- [WORK REQUEST]:
Below are records to return verbatim; the pictures are to be dropped.

##### RECORD EXTRACTS

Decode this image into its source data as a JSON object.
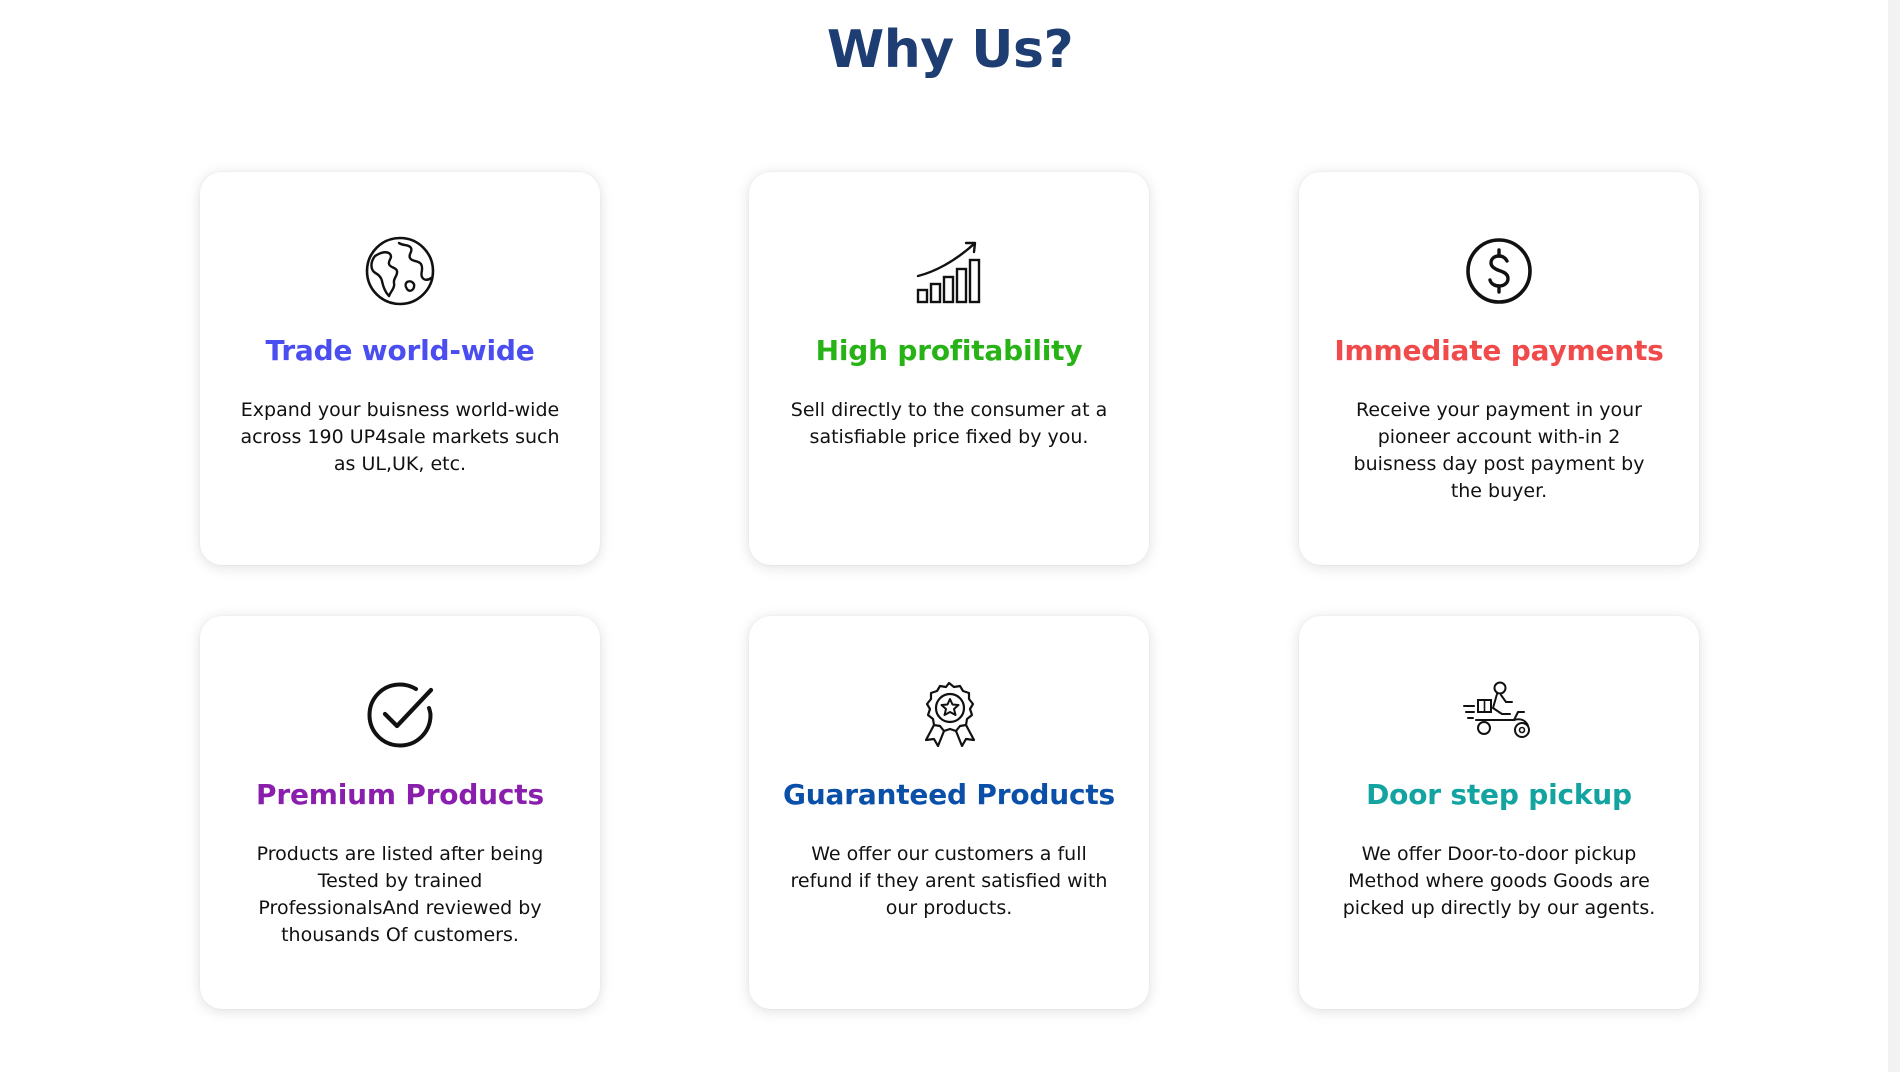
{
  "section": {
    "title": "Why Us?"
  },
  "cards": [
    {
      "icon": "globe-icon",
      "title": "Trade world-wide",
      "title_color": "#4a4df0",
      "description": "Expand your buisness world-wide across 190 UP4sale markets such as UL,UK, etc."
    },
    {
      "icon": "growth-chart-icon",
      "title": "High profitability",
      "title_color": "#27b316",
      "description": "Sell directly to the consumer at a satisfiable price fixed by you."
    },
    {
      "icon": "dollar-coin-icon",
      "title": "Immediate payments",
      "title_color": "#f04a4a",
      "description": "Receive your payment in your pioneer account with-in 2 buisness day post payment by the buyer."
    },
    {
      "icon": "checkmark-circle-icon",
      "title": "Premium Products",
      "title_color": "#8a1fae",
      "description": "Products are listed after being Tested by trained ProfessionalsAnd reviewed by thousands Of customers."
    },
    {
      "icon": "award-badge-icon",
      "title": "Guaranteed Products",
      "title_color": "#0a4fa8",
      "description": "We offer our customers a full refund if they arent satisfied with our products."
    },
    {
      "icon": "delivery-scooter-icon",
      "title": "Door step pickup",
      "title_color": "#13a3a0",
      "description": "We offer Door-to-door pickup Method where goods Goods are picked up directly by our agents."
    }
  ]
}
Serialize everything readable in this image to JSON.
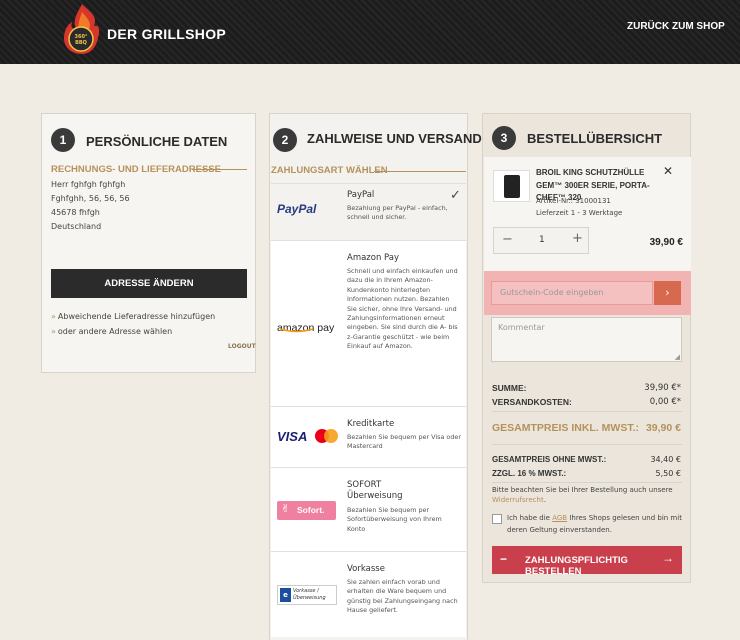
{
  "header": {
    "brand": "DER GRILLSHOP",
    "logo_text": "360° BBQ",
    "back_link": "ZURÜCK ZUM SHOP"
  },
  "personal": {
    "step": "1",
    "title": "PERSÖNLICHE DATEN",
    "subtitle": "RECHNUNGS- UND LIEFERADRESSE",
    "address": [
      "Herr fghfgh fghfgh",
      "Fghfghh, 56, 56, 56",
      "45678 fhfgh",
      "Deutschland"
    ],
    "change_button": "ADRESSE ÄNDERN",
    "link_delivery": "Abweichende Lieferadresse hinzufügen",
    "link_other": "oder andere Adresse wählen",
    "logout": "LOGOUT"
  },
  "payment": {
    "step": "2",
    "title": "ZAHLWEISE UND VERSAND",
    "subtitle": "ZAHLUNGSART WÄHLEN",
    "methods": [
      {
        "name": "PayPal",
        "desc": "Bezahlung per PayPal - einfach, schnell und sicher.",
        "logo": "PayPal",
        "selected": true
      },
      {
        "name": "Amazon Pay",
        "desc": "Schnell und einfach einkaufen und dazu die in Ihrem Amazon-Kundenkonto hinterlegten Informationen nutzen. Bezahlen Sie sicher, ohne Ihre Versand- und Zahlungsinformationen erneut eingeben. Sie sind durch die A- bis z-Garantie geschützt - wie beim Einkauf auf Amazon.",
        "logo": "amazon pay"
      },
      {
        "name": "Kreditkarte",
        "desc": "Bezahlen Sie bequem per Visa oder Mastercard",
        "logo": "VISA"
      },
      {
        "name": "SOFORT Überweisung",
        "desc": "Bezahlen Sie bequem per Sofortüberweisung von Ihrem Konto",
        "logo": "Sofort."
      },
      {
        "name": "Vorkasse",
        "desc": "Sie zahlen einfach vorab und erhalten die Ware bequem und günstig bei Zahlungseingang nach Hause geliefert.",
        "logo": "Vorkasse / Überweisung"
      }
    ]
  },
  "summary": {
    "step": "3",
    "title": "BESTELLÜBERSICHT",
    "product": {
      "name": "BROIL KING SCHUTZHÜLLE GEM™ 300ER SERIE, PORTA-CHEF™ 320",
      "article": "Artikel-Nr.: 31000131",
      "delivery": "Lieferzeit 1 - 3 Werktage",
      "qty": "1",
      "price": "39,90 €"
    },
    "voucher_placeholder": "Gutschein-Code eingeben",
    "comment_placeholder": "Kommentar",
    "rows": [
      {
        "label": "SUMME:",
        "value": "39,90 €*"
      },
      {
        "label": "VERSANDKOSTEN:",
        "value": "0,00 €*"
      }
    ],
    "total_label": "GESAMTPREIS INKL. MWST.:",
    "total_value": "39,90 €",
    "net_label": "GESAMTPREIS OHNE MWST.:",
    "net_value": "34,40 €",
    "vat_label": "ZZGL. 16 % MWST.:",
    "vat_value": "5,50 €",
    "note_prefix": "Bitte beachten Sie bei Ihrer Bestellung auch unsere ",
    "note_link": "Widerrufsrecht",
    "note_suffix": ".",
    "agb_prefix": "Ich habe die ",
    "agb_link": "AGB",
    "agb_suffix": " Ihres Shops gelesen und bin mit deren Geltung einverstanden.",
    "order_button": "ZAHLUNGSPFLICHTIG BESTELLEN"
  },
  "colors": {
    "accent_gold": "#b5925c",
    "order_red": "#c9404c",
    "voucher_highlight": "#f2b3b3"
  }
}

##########

- [TASK RESPONSE]:
Decode this image into its source data as a JSON object.
{
  "section": {
    "title": "Why Us?"
  },
  "cards": [
    {
      "icon": "globe-icon",
      "title": "Trade world-wide",
      "title_color": "#4a4df0",
      "description": "Expand your buisness world-wide across 190 UP4sale markets such as UL,UK, etc."
    },
    {
      "icon": "growth-chart-icon",
      "title": "High profitability",
      "title_color": "#27b316",
      "description": "Sell directly to the consumer at a satisfiable price fixed by you."
    },
    {
      "icon": "dollar-coin-icon",
      "title": "Immediate payments",
      "title_color": "#f04a4a",
      "description": "Receive your payment in your pioneer account with-in 2 buisness day post payment by the buyer."
    },
    {
      "icon": "checkmark-circle-icon",
      "title": "Premium Products",
      "title_color": "#8a1fae",
      "description": "Products are listed after being Tested by trained ProfessionalsAnd reviewed by thousands Of customers."
    },
    {
      "icon": "award-badge-icon",
      "title": "Guaranteed Products",
      "title_color": "#0a4fa8",
      "description": "We offer our customers a full refund if they arent satisfied with our products."
    },
    {
      "icon": "delivery-scooter-icon",
      "title": "Door step pickup",
      "title_color": "#13a3a0",
      "description": "We offer Door-to-door pickup Method where goods Goods are picked up directly by our agents."
    }
  ]
}
Serialize everything readable in this image to JSON.
{
  "header": {
    "brand": "DER GRILLSHOP",
    "logo_text": "360° BBQ",
    "back_link": "ZURÜCK ZUM SHOP"
  },
  "personal": {
    "step": "1",
    "title": "PERSÖNLICHE DATEN",
    "subtitle": "RECHNUNGS- UND LIEFERADRESSE",
    "address": [
      "Herr fghfgh fghfgh",
      "Fghfghh, 56, 56, 56",
      "45678 fhfgh",
      "Deutschland"
    ],
    "change_button": "ADRESSE ÄNDERN",
    "link_delivery": "Abweichende Lieferadresse hinzufügen",
    "link_other": "oder andere Adresse wählen",
    "logout": "LOGOUT"
  },
  "payment": {
    "step": "2",
    "title": "ZAHLWEISE UND VERSAND",
    "subtitle": "ZAHLUNGSART WÄHLEN",
    "methods": [
      {
        "name": "PayPal",
        "desc": "Bezahlung per PayPal - einfach, schnell und sicher.",
        "logo": "PayPal",
        "selected": true
      },
      {
        "name": "Amazon Pay",
        "desc": "Schnell und einfach einkaufen und dazu die in Ihrem Amazon-Kundenkonto hinterlegten Informationen nutzen. Bezahlen Sie sicher, ohne Ihre Versand- und Zahlungsinformationen erneut eingeben. Sie sind durch die A- bis z-Garantie geschützt - wie beim Einkauf auf Amazon.",
        "logo": "amazon pay"
      },
      {
        "name": "Kreditkarte",
        "desc": "Bezahlen Sie bequem per Visa oder Mastercard",
        "logo": "VISA"
      },
      {
        "name": "SOFORT Überweisung",
        "desc": "Bezahlen Sie bequem per Sofortüberweisung von Ihrem Konto",
        "logo": "Sofort."
      },
      {
        "name": "Vorkasse",
        "desc": "Sie zahlen einfach vorab und erhalten die Ware bequem und günstig bei Zahlungseingang nach Hause geliefert.",
        "logo": "Vorkasse / Überweisung"
      }
    ]
  },
  "summary": {
    "step": "3",
    "title": "BESTELLÜBERSICHT",
    "product": {
      "name": "BROIL KING SCHUTZHÜLLE GEM™ 300ER SERIE, PORTA-CHEF™ 320",
      "article": "Artikel-Nr.: 31000131",
      "delivery": "Lieferzeit 1 - 3 Werktage",
      "qty": "1",
      "price": "39,90 €"
    },
    "voucher_placeholder": "Gutschein-Code eingeben",
    "comment_placeholder": "Kommentar",
    "rows": [
      {
        "label": "SUMME:",
        "value": "39,90 €*"
      },
      {
        "label": "VERSANDKOSTEN:",
        "value": "0,00 €*"
      }
    ],
    "total_label": "GESAMTPREIS INKL. MWST.:",
    "total_value": "39,90 €",
    "net_label": "GESAMTPREIS OHNE MWST.:",
    "net_value": "34,40 €",
    "vat_label": "ZZGL. 16 % MWST.:",
    "vat_value": "5,50 €",
    "note_prefix": "Bitte beachten Sie bei Ihrer Bestellung auch unsere ",
    "note_link": "Widerrufsrecht",
    "note_suffix": ".",
    "agb_prefix": "Ich habe die ",
    "agb_link": "AGB",
    "agb_suffix": " Ihres Shops gelesen und bin mit deren Geltung einverstanden.",
    "order_button": "ZAHLUNGSPFLICHTIG BESTELLEN"
  },
  "colors": {
    "accent_gold": "#b5925c",
    "order_red": "#c9404c",
    "voucher_highlight": "#f2b3b3"
  }
}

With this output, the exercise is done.